De M, Marshak H, Uzcategui N, Chang E. Full-thickness eyelid penetration during cosmetic blepharopigmentation causing eye injury. J Cosmet Dermatol. 2008;7(1):35–38.

29.

Calzado L, Gamo R, Pinedo F, et al. Granulomatous dermatitis due to blepharopigmentation. J Eur Acad Dermatol Venereol. 2008;22(2): 235–236.

30.

Nunes TP, Fernandes JBVD, Matayoshi S, da Mota Moura E. [Trichiasis after blepharopigmentation – case report]. Arq Bras Oftalmol. 2004;67(1):165–167. Portuguese.

31.

Lee IW, Ahn SK, Choi EH, Whang KK, Lee SH. Complications of eyelash and eyebrow tattooing: reports of 2 cases of pigment fanning. Cutis. 2001;68(1):53–55.

32.

Goldberg RA, Shorr N. Complications of blepharopigmentation. Ophthalmic Surg. 1989;20(6):420–423.

Creative Commons License This work is published and licensed by Dove Medical Press Limited. The full terms of this license are available at https://www.dovepress.com/terms.php and incorporate the Creative Commons Attribution - Non Commercial (unported, v3.0) License.
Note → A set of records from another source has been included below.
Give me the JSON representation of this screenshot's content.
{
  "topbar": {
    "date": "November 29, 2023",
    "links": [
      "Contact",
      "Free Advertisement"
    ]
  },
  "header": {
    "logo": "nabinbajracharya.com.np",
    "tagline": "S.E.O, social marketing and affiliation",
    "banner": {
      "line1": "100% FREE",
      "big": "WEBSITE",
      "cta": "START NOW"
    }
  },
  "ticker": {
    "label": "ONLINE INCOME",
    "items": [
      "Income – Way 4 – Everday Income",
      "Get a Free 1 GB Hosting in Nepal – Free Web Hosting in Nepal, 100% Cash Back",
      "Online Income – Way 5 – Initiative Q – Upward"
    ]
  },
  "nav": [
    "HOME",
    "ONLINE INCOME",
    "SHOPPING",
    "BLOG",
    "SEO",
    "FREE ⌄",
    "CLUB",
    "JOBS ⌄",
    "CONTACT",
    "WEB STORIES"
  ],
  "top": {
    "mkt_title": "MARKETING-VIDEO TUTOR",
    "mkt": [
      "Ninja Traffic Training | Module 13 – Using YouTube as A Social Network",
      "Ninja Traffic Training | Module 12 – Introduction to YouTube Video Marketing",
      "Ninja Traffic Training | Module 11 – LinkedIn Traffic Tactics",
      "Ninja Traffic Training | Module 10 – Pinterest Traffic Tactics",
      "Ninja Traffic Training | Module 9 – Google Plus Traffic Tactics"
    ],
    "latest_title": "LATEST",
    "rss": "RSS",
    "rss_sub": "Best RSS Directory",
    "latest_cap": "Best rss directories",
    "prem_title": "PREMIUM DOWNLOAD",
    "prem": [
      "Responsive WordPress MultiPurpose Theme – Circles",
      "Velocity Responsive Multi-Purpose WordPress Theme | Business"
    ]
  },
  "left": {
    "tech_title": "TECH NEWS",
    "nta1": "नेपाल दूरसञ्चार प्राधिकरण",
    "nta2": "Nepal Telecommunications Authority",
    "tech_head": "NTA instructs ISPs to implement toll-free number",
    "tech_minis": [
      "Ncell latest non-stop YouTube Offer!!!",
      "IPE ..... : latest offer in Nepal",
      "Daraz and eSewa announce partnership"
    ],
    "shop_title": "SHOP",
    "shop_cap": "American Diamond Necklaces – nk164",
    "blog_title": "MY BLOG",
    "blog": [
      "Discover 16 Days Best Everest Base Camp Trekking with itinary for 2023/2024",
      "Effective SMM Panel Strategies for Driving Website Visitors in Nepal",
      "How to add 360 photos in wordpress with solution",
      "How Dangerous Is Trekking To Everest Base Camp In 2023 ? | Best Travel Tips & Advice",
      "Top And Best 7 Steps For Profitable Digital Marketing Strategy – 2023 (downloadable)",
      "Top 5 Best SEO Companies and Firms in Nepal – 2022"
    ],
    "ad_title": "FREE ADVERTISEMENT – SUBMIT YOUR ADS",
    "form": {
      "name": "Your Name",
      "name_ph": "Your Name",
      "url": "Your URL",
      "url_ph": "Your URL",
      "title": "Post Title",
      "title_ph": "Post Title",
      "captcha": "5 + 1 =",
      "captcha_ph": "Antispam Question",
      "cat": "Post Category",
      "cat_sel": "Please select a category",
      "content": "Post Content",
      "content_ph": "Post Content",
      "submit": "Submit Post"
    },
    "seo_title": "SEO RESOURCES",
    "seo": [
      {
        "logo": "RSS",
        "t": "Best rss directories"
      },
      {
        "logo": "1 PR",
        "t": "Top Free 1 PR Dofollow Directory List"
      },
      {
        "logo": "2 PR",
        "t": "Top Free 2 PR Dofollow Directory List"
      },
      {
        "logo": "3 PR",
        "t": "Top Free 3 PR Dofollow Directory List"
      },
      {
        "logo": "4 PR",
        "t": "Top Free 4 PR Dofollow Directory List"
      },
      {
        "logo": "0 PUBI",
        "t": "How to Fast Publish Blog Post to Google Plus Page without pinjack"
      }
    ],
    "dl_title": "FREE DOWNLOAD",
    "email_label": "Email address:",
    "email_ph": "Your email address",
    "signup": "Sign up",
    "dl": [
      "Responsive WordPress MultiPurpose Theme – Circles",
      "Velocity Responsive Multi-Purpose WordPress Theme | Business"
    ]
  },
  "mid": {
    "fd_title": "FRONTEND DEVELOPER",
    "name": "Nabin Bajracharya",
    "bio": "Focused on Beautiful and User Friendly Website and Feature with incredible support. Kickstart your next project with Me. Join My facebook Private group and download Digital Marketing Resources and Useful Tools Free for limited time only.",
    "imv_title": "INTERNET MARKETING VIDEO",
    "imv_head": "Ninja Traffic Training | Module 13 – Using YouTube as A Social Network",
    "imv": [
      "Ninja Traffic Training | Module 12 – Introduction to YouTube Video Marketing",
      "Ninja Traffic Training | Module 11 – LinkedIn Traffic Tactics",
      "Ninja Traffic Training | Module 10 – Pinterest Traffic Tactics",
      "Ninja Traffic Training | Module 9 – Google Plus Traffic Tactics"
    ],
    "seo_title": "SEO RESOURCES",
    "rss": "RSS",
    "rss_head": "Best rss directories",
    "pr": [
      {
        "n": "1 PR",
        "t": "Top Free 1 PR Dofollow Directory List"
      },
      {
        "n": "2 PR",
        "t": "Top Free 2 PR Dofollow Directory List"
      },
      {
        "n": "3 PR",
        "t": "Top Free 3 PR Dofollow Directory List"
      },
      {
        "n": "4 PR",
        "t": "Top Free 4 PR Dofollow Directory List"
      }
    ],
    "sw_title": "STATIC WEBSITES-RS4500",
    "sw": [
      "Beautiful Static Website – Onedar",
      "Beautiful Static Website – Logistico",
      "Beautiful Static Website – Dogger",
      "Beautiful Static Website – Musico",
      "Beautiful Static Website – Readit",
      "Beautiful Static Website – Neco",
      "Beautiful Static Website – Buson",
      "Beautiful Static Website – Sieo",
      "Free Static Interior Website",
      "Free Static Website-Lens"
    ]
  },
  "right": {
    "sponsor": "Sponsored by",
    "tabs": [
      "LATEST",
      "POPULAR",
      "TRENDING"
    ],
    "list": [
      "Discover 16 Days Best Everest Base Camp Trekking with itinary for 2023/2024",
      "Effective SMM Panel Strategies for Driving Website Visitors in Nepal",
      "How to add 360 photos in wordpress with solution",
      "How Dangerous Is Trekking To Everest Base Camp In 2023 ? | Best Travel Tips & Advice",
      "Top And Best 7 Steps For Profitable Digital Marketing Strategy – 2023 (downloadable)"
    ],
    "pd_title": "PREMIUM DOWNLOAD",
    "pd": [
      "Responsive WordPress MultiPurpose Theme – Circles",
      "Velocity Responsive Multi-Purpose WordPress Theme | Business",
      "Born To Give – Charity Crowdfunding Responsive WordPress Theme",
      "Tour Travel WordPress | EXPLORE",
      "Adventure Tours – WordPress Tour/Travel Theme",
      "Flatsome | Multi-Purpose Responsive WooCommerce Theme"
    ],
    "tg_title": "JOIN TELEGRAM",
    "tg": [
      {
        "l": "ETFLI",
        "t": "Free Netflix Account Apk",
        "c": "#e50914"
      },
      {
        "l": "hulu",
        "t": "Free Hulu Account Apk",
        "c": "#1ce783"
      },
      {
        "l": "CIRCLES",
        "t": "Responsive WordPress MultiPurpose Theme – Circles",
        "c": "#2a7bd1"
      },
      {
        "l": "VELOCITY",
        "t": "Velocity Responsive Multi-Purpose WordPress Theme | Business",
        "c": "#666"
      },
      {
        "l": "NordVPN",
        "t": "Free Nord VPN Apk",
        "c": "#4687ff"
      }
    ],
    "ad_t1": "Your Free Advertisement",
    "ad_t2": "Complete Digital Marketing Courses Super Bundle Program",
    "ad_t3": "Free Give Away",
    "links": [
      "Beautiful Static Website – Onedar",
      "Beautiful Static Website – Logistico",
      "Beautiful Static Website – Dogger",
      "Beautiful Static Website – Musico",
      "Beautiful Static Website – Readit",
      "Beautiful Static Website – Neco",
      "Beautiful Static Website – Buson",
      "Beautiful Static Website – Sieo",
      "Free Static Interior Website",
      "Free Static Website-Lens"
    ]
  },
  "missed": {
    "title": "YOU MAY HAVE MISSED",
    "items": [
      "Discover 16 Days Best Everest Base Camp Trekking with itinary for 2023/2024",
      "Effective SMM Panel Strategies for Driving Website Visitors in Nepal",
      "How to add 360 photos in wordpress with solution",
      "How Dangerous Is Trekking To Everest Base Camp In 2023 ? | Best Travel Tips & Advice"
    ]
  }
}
By accessing the work you hereby accept the Terms. Non-commercial uses of the work are permitted without any further permission from Dove Medical Press Limited, provided the work is properly attributed. For permission for commercial use of this work, please see paragraphs 4.2 and 5 of our Terms.

Download Article [PDF]